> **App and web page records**
BEGIN

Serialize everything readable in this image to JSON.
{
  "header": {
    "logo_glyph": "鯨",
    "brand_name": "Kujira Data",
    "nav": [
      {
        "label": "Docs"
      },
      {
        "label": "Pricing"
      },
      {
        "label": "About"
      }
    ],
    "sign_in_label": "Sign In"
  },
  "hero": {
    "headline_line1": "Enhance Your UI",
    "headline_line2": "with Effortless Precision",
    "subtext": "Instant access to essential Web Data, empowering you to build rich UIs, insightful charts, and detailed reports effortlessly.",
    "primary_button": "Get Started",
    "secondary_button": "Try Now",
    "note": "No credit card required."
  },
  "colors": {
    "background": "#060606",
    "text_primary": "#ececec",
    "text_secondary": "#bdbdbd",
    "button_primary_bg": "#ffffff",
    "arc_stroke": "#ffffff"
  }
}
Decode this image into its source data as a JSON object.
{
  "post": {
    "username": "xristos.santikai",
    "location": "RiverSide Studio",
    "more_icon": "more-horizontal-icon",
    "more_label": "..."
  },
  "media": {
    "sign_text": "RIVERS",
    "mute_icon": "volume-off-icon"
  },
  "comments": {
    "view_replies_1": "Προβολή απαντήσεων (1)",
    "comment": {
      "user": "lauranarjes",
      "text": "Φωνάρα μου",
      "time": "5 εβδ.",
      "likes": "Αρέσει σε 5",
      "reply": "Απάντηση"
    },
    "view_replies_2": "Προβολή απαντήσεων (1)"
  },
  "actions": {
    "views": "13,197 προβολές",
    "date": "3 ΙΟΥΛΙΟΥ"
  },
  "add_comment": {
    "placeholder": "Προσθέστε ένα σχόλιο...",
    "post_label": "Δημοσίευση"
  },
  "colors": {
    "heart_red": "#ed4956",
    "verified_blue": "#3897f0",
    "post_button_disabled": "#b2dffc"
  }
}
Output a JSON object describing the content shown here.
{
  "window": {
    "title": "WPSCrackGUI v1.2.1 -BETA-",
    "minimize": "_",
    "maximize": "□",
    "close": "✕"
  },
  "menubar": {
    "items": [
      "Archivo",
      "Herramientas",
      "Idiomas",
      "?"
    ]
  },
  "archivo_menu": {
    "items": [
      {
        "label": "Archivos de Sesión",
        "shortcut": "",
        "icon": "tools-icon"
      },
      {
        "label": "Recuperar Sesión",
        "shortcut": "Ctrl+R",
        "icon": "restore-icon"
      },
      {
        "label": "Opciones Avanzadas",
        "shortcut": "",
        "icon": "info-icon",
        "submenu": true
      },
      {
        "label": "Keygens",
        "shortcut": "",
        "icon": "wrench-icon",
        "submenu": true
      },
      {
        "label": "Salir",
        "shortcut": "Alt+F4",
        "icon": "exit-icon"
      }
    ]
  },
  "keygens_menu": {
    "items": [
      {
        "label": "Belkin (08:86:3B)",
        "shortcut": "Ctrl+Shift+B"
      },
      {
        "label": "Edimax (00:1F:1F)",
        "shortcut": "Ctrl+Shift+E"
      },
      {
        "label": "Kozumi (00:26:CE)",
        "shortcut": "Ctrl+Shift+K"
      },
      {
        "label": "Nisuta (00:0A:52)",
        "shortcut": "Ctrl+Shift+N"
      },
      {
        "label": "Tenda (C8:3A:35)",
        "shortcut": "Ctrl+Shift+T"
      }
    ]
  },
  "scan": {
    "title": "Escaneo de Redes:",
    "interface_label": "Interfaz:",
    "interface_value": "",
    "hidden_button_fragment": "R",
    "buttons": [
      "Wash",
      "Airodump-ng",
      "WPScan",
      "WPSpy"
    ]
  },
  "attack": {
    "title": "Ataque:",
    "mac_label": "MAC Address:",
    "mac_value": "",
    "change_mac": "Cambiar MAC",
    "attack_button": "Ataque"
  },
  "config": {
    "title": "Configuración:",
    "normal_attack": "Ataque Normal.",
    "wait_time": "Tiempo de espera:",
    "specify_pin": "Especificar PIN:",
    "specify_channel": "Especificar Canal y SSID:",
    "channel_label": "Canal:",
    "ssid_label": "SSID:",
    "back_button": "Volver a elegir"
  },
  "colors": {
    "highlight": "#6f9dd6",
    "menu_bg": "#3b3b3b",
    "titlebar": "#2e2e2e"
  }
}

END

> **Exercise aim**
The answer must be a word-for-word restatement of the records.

> **Written reply**
Serialize everything readable in this image to JSON.
{
  "header": {
    "logo_glyph": "鯨",
    "brand_name": "Kujira Data",
    "nav": [
      {
        "label": "Docs"
      },
      {
        "label": "Pricing"
      },
      {
        "label": "About"
      }
    ],
    "sign_in_label": "Sign In"
  },
  "hero": {
    "headline_line1": "Enhance Your UI",
    "headline_line2": "with Effortless Precision",
    "subtext": "Instant access to essential Web Data, empowering you to build rich UIs, insightful charts, and detailed reports effortlessly.",
    "primary_button": "Get Started",
    "secondary_button": "Try Now",
    "note": "No credit card required."
  },
  "colors": {
    "background": "#060606",
    "text_primary": "#ececec",
    "text_secondary": "#bdbdbd",
    "button_primary_bg": "#ffffff",
    "arc_stroke": "#ffffff"
  }
}
Decode this image into its source data as a JSON object.
{
  "post": {
    "username": "xristos.santikai",
    "location": "RiverSide Studio",
    "more_icon": "more-horizontal-icon",
    "more_label": "..."
  },
  "media": {
    "sign_text": "RIVERS",
    "mute_icon": "volume-off-icon"
  },
  "comments": {
    "view_replies_1": "Προβολή απαντήσεων (1)",
    "comment": {
      "user": "lauranarjes",
      "text": "Φωνάρα μου",
      "time": "5 εβδ.",
      "likes": "Αρέσει σε 5",
      "reply": "Απάντηση"
    },
    "view_replies_2": "Προβολή απαντήσεων (1)"
  },
  "actions": {
    "views": "13,197 προβολές",
    "date": "3 ΙΟΥΛΙΟΥ"
  },
  "add_comment": {
    "placeholder": "Προσθέστε ένα σχόλιο...",
    "post_label": "Δημοσίευση"
  },
  "colors": {
    "heart_red": "#ed4956",
    "verified_blue": "#3897f0",
    "post_button_disabled": "#b2dffc"
  }
}
Output a JSON object describing the content shown here.
{
  "window": {
    "title": "WPSCrackGUI v1.2.1 -BETA-",
    "minimize": "_",
    "maximize": "□",
    "close": "✕"
  },
  "menubar": {
    "items": [
      "Archivo",
      "Herramientas",
      "Idiomas",
      "?"
    ]
  },
  "archivo_menu": {
    "items": [
      {
        "label": "Archivos de Sesión",
        "shortcut": "",
        "icon": "tools-icon"
      },
      {
        "label": "Recuperar Sesión",
        "shortcut": "Ctrl+R",
        "icon": "restore-icon"
      },
      {
        "label": "Opciones Avanzadas",
        "shortcut": "",
        "icon": "info-icon",
        "submenu": true
      },
      {
        "label": "Keygens",
        "shortcut": "",
        "icon": "wrench-icon",
        "submenu": true
      },
      {
        "label": "Salir",
        "shortcut": "Alt+F4",
        "icon": "exit-icon"
      }
    ]
  },
  "keygens_menu": {
    "items": [
      {
        "label": "Belkin (08:86:3B)",
        "shortcut": "Ctrl+Shift+B"
      },
      {
        "label": "Edimax (00:1F:1F)",
        "shortcut": "Ctrl+Shift+E"
      },
      {
        "label": "Kozumi (00:26:CE)",
        "shortcut": "Ctrl+Shift+K"
      },
      {
        "label": "Nisuta (00:0A:52)",
        "shortcut": "Ctrl+Shift+N"
      },
      {
        "label": "Tenda (C8:3A:35)",
        "shortcut": "Ctrl+Shift+T"
      }
    ]
  },
  "scan": {
    "title": "Escaneo de Redes:",
    "interface_label": "Interfaz:",
    "interface_value": "",
    "hidden_button_fragment": "R",
    "buttons": [
      "Wash",
      "Airodump-ng",
      "WPScan",
      "WPSpy"
    ]
  },
  "attack": {
    "title": "Ataque:",
    "mac_label": "MAC Address:",
    "mac_value": "",
    "change_mac": "Cambiar MAC",
    "attack_button": "Ataque"
  },
  "config": {
    "title": "Configuración:",
    "normal_attack": "Ataque Normal.",
    "wait_time": "Tiempo de espera:",
    "specify_pin": "Especificar PIN:",
    "specify_channel": "Especificar Canal y SSID:",
    "channel_label": "Canal:",
    "ssid_label": "SSID:",
    "back_button": "Volver a elegir"
  },
  "colors": {
    "highlight": "#6f9dd6",
    "menu_bg": "#3b3b3b",
    "titlebar": "#2e2e2e"
  }
}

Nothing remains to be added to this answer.